> [Requirement] With pictures omitted, copy exactly the lines from the one containing "Read all visible content and emit it as JSON." through the end of the records below.

BEGIN Record set

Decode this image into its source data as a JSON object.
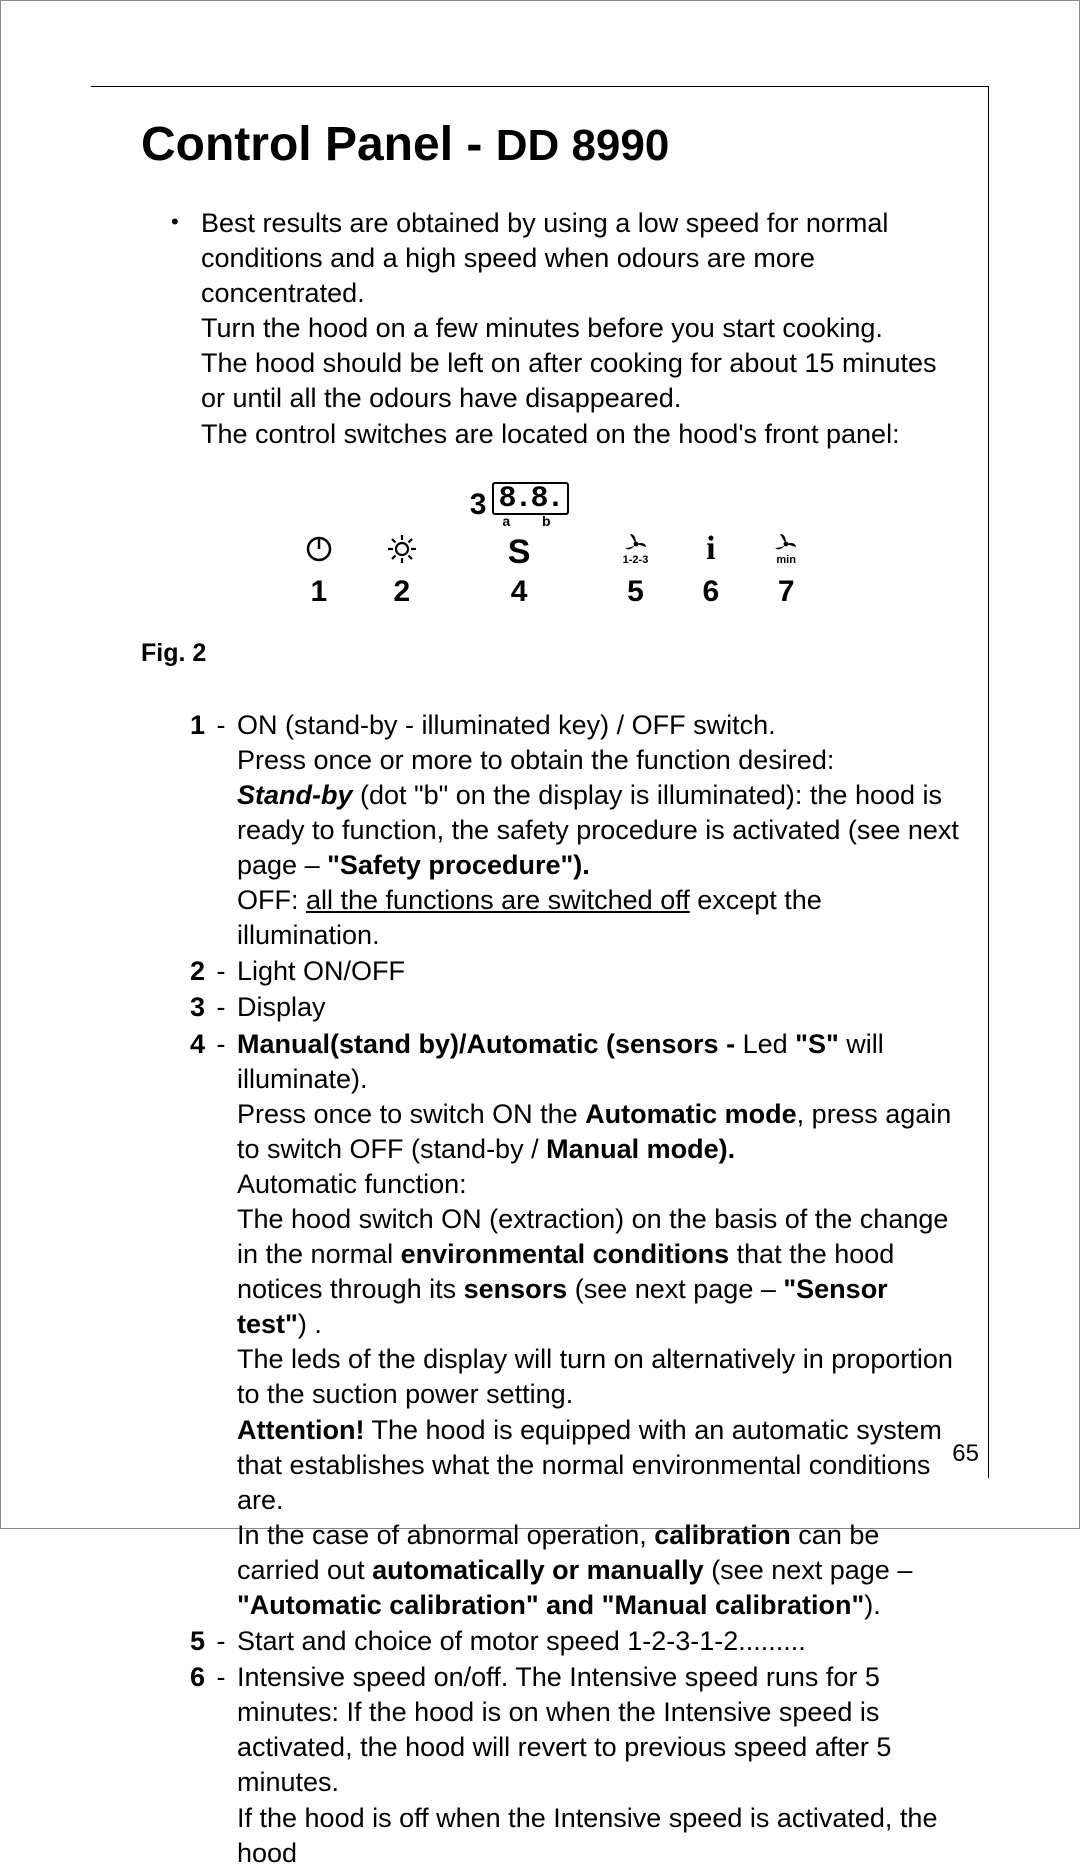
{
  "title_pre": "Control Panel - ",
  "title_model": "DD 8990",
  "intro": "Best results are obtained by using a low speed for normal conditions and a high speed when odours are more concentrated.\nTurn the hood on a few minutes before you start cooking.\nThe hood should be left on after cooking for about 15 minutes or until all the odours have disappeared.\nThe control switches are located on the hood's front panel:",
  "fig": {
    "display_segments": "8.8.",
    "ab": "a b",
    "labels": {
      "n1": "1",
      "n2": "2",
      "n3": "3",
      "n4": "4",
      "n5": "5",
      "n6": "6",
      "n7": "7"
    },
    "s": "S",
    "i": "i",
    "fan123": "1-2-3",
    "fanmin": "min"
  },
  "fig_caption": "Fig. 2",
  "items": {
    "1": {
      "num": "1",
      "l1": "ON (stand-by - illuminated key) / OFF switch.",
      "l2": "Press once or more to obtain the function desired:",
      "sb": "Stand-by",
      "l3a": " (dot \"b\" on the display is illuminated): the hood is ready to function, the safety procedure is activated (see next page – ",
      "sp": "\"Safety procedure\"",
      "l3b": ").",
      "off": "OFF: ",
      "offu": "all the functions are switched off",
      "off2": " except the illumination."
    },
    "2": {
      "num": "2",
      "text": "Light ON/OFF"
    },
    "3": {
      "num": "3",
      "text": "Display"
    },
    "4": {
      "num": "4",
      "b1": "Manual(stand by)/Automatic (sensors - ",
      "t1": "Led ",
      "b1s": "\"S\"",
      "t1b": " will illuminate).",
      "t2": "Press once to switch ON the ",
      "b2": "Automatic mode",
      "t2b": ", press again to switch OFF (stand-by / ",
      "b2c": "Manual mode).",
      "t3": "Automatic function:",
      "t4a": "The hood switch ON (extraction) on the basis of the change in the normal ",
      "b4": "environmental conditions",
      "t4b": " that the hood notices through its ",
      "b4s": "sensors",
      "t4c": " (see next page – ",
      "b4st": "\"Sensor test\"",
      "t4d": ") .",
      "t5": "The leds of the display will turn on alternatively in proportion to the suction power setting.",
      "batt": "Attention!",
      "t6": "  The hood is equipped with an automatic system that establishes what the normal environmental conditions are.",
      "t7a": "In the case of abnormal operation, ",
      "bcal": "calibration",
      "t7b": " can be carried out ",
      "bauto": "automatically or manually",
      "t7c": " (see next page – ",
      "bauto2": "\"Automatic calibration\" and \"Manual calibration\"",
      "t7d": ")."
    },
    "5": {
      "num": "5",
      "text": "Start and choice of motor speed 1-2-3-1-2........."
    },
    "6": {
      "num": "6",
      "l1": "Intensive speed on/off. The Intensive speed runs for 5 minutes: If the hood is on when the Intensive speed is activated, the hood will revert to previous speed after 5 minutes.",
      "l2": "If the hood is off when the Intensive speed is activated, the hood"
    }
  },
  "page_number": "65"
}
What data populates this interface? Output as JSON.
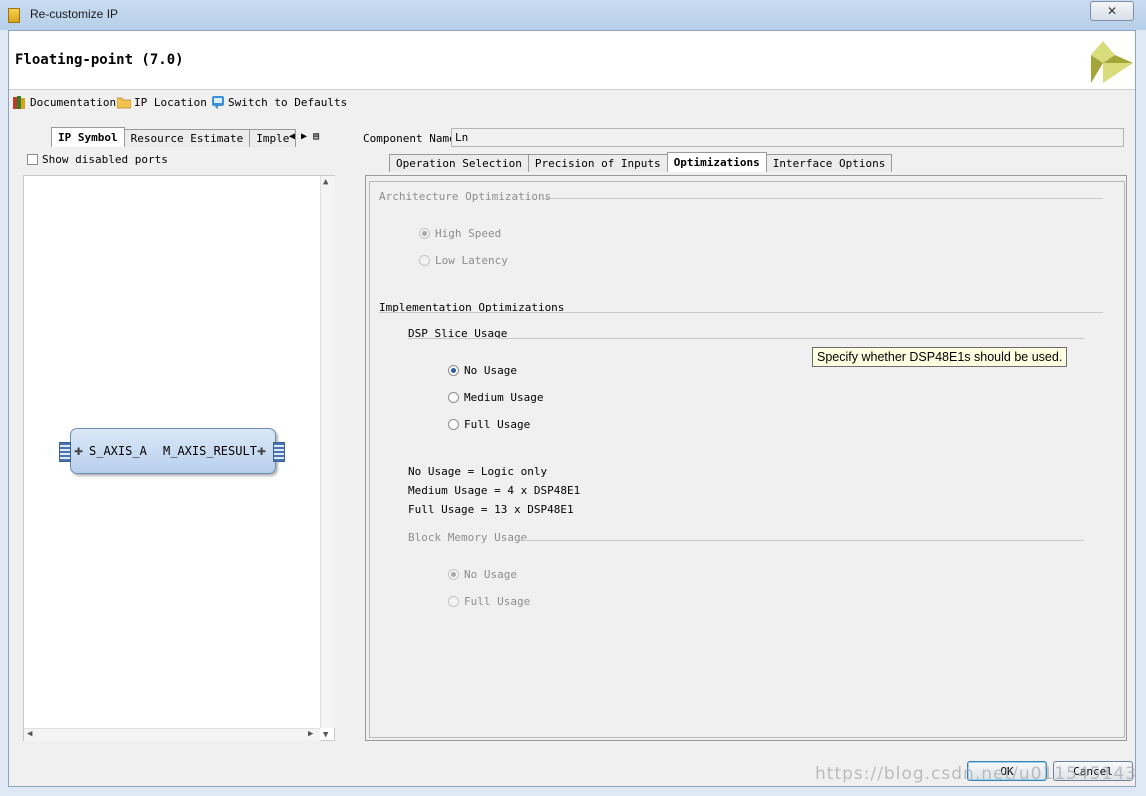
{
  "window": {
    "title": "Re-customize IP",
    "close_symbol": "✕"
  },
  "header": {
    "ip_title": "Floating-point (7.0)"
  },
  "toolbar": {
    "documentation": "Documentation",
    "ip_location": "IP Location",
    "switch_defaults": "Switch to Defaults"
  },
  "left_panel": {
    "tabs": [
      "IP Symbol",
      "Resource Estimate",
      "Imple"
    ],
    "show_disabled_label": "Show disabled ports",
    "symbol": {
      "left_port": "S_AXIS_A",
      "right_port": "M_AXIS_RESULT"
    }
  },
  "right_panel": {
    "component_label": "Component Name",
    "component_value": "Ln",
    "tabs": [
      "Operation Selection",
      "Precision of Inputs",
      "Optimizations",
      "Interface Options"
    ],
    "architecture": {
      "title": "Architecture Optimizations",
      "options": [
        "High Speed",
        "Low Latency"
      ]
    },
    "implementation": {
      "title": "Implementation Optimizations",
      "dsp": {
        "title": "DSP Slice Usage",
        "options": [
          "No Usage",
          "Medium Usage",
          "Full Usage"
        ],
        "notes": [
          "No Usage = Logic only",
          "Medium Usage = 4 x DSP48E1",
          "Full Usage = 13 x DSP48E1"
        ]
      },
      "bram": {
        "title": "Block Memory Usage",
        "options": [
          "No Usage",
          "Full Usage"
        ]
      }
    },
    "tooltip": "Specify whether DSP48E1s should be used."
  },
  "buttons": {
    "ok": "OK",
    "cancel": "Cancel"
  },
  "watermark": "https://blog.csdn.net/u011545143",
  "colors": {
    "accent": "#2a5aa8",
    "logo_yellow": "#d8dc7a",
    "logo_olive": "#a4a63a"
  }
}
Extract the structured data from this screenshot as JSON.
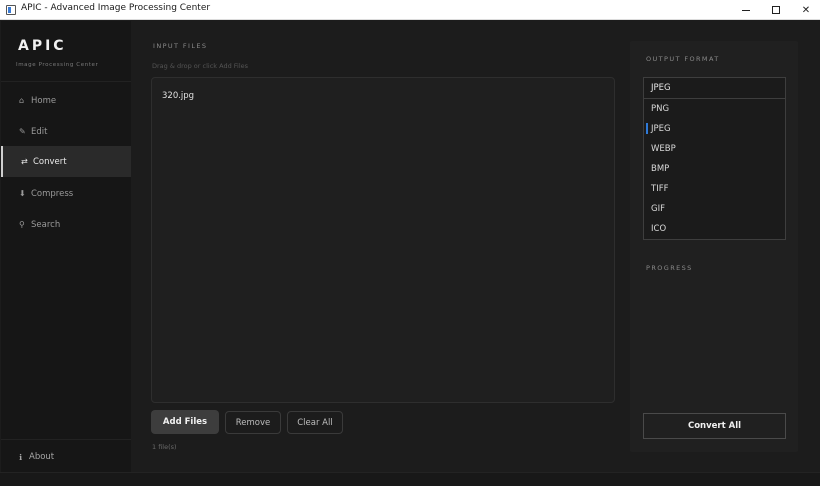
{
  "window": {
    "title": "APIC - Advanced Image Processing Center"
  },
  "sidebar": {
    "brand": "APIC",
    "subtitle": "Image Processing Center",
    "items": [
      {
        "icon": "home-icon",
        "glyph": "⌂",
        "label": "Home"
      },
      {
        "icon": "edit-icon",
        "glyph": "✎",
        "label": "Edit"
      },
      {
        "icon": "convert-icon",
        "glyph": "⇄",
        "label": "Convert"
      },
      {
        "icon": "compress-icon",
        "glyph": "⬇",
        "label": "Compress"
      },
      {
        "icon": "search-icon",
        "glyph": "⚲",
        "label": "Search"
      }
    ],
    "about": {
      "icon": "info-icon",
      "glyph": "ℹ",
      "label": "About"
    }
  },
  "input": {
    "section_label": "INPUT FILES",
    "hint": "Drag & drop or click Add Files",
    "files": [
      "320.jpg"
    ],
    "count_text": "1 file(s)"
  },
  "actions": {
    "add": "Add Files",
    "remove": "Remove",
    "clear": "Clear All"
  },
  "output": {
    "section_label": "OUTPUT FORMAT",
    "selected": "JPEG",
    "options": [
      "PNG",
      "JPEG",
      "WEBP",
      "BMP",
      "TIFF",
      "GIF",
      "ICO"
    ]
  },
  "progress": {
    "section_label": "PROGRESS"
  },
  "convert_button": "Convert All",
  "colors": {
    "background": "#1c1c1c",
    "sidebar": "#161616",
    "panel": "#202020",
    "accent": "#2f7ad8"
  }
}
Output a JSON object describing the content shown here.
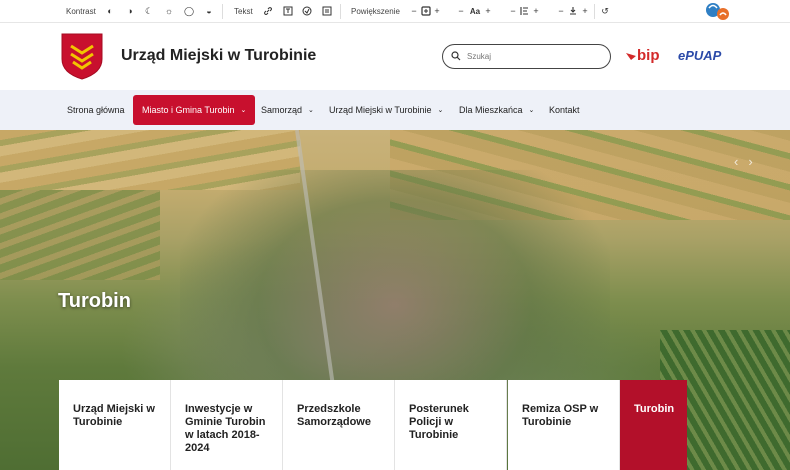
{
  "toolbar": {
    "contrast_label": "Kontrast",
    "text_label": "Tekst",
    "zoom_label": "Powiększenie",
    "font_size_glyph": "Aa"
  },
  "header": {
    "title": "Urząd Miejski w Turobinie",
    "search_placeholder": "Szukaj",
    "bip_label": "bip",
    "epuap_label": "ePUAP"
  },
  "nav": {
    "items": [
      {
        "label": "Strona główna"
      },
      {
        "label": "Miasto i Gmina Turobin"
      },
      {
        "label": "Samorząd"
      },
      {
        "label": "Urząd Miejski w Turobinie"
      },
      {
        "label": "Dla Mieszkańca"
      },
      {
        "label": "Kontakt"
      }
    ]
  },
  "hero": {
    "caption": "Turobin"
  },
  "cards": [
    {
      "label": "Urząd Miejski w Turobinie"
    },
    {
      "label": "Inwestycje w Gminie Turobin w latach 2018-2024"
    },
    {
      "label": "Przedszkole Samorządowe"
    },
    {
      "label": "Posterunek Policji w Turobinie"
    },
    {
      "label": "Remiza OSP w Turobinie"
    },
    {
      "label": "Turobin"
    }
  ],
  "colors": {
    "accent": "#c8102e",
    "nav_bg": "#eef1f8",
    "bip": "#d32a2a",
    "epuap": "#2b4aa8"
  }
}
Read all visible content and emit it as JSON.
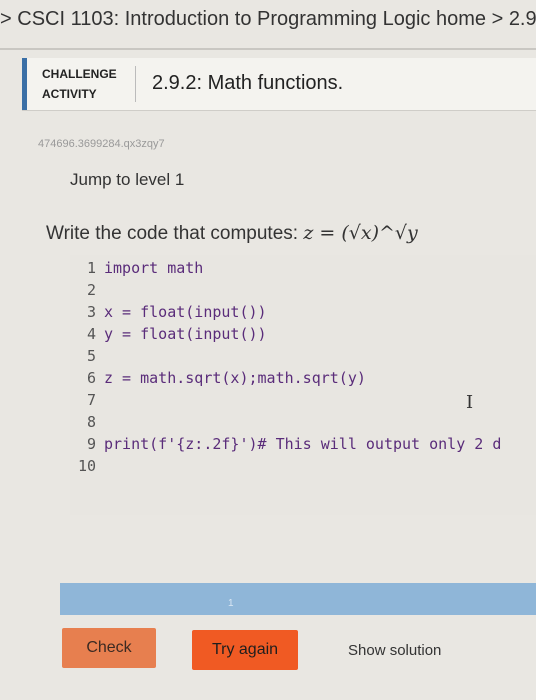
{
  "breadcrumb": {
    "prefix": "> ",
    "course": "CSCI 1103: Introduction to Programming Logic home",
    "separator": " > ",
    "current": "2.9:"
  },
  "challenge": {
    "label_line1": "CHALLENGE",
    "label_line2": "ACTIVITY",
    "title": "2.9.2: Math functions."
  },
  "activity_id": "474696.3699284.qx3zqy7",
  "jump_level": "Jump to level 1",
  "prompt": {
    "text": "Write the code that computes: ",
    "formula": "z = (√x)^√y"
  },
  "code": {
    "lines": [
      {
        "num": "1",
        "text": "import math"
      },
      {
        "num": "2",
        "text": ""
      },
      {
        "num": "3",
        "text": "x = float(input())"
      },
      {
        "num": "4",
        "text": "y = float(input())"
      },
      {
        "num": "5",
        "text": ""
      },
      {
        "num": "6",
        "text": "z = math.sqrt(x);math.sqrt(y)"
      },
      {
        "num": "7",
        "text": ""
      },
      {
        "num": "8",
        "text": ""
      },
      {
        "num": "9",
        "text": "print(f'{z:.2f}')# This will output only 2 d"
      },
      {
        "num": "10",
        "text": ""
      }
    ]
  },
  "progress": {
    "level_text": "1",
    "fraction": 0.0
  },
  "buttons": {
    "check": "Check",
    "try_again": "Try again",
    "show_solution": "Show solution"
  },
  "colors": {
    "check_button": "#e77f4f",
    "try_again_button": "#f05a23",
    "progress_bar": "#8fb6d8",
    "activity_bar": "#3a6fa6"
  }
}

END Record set

> [Result]
Read all visible content and emit it as JSON.
{
  "breadcrumb": {
    "prefix": "> ",
    "course": "CSCI 1103: Introduction to Programming Logic home",
    "separator": " > ",
    "current": "2.9:"
  },
  "challenge": {
    "label_line1": "CHALLENGE",
    "label_line2": "ACTIVITY",
    "title": "2.9.2: Math functions."
  },
  "activity_id": "474696.3699284.qx3zqy7",
  "jump_level": "Jump to level 1",
  "prompt": {
    "text": "Write the code that computes: ",
    "formula": "z = (√x)^√y"
  },
  "code": {
    "lines": [
      {
        "num": "1",
        "text": "import math"
      },
      {
        "num": "2",
        "text": ""
      },
      {
        "num": "3",
        "text": "x = float(input())"
      },
      {
        "num": "4",
        "text": "y = float(input())"
      },
      {
        "num": "5",
        "text": ""
      },
      {
        "num": "6",
        "text": "z = math.sqrt(x);math.sqrt(y)"
      },
      {
        "num": "7",
        "text": ""
      },
      {
        "num": "8",
        "text": ""
      },
      {
        "num": "9",
        "text": "print(f'{z:.2f}')# This will output only 2 d"
      },
      {
        "num": "10",
        "text": ""
      }
    ]
  },
  "progress": {
    "level_text": "1",
    "fraction": 0.0
  },
  "buttons": {
    "check": "Check",
    "try_again": "Try again",
    "show_solution": "Show solution"
  },
  "colors": {
    "check_button": "#e77f4f",
    "try_again_button": "#f05a23",
    "progress_bar": "#8fb6d8",
    "activity_bar": "#3a6fa6"
  }
}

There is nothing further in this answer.